**WHAT THE TASK ASKS**
Work through the lines of the material below, note those with the word "price", and give their number, nothing else.

**SOURCE RECORDS**
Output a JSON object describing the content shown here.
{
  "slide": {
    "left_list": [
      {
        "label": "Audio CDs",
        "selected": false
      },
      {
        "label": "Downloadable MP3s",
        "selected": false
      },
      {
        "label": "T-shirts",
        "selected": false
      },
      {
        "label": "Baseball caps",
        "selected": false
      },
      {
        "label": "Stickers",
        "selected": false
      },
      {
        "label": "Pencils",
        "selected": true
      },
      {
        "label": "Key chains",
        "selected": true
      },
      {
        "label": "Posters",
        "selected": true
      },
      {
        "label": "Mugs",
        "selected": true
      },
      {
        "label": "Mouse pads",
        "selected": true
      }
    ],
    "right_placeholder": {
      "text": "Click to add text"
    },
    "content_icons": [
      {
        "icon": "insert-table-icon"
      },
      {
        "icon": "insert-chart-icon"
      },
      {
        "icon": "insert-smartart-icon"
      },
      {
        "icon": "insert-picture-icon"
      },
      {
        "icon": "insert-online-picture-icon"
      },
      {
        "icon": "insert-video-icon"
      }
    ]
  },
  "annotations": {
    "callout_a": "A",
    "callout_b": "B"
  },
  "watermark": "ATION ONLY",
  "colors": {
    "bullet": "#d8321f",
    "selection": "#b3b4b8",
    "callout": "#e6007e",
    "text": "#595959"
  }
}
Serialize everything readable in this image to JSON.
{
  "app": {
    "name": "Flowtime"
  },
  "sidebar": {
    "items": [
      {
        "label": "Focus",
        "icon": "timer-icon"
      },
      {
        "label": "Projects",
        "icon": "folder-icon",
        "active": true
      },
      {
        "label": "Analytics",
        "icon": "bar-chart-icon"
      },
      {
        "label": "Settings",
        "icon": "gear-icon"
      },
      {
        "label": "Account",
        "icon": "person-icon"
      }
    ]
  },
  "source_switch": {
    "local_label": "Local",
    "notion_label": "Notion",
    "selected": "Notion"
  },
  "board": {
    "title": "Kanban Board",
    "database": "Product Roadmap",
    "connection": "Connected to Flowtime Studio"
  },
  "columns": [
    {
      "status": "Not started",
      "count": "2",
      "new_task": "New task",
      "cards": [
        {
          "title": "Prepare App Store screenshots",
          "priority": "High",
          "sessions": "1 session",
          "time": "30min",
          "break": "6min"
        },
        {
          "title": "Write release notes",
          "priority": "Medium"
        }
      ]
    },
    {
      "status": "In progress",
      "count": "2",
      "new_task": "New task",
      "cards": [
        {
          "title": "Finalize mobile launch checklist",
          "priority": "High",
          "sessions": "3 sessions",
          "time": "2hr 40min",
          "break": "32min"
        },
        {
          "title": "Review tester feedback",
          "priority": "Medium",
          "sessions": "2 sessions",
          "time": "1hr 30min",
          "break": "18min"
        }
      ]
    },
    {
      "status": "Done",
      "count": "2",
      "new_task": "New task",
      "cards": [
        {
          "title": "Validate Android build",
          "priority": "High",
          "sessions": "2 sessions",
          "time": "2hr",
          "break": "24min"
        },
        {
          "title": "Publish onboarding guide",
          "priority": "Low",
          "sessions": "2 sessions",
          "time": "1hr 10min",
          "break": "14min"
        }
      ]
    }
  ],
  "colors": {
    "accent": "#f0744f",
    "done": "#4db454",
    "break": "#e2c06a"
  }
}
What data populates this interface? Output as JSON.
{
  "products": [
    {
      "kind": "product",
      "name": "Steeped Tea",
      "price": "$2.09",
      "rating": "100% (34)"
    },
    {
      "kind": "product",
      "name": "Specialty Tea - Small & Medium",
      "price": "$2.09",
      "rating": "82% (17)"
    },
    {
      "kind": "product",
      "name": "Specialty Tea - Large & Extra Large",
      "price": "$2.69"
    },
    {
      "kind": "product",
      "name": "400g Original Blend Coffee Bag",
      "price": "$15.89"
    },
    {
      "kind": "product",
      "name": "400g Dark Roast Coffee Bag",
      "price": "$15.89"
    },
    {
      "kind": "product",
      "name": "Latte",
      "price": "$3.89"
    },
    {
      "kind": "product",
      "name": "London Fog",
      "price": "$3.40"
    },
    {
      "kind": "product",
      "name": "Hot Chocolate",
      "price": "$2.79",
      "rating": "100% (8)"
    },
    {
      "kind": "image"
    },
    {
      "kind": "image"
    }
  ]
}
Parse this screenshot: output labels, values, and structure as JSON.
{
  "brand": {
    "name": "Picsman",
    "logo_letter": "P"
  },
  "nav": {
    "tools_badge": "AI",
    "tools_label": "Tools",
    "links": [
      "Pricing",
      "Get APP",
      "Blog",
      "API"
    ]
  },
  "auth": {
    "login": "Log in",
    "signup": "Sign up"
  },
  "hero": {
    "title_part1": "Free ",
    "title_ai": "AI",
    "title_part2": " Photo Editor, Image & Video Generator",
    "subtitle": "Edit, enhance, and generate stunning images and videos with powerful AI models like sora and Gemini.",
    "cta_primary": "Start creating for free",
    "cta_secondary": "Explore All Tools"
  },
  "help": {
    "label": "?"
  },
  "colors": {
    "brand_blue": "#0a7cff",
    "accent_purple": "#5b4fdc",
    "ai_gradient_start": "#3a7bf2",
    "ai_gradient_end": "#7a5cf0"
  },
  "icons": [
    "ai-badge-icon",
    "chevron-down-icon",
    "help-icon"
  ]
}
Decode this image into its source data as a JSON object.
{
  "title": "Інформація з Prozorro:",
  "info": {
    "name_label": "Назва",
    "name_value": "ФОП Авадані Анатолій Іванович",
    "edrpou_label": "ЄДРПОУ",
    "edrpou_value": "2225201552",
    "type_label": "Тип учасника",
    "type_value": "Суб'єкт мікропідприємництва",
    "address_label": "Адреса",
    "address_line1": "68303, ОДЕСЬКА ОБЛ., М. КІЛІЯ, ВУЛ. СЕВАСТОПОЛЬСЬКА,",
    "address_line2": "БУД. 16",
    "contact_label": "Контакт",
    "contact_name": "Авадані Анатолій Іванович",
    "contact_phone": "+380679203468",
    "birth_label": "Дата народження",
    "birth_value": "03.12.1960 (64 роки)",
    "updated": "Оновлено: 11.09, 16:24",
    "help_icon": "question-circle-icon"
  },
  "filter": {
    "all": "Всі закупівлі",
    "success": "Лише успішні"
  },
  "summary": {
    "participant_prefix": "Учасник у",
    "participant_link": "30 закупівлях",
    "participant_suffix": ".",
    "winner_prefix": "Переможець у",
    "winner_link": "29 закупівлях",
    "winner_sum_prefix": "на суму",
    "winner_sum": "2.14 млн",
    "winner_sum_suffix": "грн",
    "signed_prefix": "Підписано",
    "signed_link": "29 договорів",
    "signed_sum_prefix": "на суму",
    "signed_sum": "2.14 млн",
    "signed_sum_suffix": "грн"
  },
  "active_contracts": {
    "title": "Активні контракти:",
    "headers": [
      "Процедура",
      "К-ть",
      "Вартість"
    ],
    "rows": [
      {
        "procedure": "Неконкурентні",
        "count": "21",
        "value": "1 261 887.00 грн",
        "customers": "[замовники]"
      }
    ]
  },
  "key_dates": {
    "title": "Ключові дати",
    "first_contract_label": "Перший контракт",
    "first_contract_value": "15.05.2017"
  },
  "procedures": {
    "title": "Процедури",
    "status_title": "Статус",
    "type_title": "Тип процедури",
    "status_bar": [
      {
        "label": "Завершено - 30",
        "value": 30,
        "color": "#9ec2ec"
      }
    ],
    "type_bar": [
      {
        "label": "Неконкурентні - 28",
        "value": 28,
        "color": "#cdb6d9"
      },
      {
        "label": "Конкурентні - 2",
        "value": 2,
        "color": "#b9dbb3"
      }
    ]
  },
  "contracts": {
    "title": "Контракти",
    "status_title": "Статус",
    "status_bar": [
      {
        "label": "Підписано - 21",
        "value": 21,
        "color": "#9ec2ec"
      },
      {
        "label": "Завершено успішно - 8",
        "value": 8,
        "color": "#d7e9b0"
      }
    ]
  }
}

**OUTPUT FOR THIS EXERCISE**
8